My response to that is, all of them.  All of them should be charging more. If people are going to get entertainment from your product, then you should set a fair price.  Relying solely on the good will of others is not a recipe for business success.  Charge for your work. Always charge for your work if you’re trying to start a business or doing something professionally.  Anything else hurts everyone else in your industry.  That’s just my opinion, informed by my opinions as a freelancer in regards to spec work.

For the month of August, I will be participating in #RPGaDay. I haven’t posted much on this blog about my love for role-playing games, and for a while, I wasn’t really acknowledging that love myself.  But RPGs were my entry point in the the geek lifestyle, and they are very important to me.  I’ll be exploring my relationship with RPGs all month with these posts.



#RPGaDay 23: Which RPG has the most jaw-dropping layout?

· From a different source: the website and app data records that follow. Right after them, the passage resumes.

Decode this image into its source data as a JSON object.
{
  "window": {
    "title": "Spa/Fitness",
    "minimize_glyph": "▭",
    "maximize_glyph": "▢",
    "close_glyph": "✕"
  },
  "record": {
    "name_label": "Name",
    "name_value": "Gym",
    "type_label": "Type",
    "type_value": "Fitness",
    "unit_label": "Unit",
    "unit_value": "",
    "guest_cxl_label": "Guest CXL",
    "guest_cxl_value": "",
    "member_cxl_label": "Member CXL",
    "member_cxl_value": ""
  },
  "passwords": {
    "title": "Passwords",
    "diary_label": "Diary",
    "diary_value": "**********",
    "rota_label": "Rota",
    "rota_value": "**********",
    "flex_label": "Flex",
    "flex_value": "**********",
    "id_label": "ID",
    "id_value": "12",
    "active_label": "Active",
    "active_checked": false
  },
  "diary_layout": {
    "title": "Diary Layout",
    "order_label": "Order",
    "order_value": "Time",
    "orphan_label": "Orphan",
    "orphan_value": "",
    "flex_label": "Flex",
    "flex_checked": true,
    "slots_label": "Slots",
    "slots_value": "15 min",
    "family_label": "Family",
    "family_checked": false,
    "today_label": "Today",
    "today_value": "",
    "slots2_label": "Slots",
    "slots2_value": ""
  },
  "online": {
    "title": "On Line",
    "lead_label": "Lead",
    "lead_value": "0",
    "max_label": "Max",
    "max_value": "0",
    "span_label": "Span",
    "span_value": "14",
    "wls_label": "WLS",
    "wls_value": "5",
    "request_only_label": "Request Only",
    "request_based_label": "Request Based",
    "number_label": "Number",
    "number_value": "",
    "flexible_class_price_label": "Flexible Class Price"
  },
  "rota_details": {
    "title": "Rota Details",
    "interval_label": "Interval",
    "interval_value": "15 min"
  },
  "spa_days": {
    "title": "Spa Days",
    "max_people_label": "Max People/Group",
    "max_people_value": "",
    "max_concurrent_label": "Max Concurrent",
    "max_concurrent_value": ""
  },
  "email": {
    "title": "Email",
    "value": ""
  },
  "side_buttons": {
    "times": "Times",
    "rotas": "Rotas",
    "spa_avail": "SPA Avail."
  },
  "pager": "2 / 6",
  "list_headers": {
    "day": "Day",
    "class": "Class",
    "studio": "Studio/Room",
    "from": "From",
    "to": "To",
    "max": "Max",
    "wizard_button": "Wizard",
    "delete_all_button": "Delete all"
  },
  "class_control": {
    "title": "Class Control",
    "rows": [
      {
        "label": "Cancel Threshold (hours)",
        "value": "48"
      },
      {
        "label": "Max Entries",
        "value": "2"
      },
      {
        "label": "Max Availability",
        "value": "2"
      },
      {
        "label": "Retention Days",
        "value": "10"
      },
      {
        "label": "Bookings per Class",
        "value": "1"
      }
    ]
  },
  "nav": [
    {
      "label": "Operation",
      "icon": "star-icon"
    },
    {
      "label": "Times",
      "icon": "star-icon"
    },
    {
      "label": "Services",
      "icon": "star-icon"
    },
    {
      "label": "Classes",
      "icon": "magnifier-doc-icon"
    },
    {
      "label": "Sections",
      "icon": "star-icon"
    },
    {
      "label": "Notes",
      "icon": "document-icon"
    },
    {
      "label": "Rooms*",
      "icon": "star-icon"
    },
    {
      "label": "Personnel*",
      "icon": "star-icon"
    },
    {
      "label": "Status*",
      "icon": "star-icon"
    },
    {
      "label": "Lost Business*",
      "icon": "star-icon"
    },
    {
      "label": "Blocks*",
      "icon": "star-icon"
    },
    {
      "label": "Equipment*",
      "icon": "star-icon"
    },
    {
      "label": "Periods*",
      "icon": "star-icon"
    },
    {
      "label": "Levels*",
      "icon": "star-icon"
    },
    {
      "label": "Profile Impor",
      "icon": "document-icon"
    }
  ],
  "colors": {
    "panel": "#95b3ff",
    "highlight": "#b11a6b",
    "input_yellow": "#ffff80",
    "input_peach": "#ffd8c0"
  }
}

Have you guys seen this awesome thing Monte Cook Games is doing called Invisible Sun?  I wasn’t able to afford the Kickstarter at the time, but I’m obsessed with what it’s going to look like.  This is beyond just layout.  Look at this box:


Clearly, they’re looking to create some next level stuff.  Bear Weiter has done a fantastic job laying out books for Monte Cook’s more traditional publishing materials, but I can’t wait to see more about what Invisible Sun is going to look like. The world building so far reminds me a lot of Mage: The Ascension, one of my all time favorite games.

I cannot wait to pick this one up.

For the month of August, I will be participating in #RPGaDay. I haven’t posted much on this blog about my love for role-playing games, and for a while, I wasn’t really acknowledging that love myself.  But RPGs were my entry point in the the geek lifestyle, and they are very important to me.  I’ll be exploring my relationship with RPGs all month with these posts.